-- What needs to be done --
Lines that include the string "content" are the ones to copy from the entries below.
-=-=-=-=-
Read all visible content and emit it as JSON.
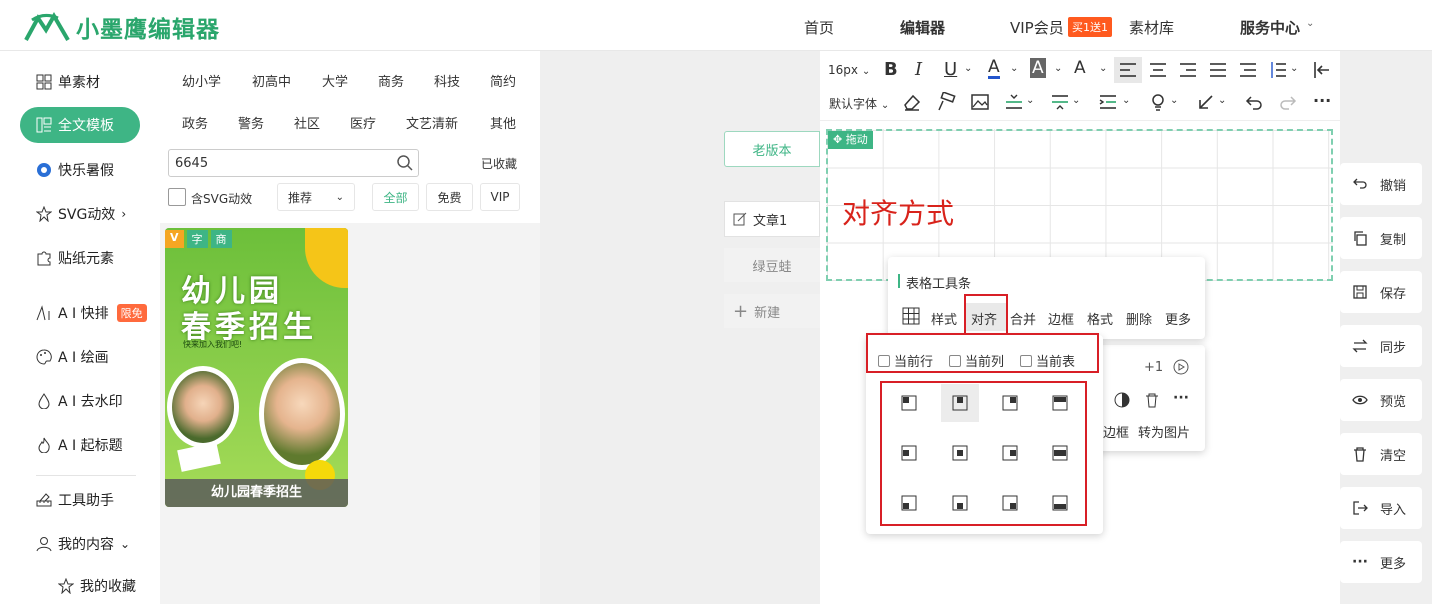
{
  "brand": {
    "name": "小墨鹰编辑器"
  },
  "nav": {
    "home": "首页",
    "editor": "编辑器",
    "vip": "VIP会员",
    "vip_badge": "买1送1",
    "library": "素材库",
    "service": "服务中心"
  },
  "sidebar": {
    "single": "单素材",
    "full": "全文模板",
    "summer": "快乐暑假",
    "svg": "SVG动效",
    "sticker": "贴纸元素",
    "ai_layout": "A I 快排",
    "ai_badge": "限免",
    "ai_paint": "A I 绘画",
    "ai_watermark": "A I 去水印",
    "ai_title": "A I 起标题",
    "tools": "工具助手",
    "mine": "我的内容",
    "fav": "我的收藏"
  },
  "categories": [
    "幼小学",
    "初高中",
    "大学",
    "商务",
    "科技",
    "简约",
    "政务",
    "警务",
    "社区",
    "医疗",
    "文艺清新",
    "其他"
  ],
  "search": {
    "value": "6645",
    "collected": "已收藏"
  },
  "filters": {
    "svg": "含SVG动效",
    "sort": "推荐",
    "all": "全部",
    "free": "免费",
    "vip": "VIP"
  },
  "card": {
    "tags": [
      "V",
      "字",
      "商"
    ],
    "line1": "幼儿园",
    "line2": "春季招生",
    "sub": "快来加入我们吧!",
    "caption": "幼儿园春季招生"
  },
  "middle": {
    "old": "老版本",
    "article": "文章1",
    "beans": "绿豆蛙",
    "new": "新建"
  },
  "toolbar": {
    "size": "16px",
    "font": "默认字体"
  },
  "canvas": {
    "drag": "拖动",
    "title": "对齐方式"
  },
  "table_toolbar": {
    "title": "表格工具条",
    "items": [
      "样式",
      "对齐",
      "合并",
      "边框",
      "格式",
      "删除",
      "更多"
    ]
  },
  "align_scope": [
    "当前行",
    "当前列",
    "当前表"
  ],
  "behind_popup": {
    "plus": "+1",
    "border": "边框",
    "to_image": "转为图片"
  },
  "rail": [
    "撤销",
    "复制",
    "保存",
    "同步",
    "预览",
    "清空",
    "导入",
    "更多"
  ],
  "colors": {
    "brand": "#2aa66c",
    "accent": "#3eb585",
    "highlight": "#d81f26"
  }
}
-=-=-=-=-
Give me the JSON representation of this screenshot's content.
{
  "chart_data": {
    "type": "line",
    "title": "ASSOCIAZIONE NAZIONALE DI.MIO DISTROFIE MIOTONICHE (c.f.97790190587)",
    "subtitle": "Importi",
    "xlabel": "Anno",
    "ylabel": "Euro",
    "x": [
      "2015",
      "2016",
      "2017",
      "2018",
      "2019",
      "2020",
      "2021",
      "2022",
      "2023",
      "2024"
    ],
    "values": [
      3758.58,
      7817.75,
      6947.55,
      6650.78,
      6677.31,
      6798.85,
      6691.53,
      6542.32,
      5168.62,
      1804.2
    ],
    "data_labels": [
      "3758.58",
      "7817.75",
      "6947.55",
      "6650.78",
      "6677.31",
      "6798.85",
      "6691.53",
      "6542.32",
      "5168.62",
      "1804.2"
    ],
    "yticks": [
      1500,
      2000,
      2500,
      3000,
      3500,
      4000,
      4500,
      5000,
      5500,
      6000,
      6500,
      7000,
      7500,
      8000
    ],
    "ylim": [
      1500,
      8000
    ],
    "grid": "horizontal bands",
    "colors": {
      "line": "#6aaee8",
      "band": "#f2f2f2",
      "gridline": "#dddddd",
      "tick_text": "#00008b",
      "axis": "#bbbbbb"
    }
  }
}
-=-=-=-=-
-- Reply --
Read all visible content and emit it as JSON.
Give me the JSON representation of this screenshot's content.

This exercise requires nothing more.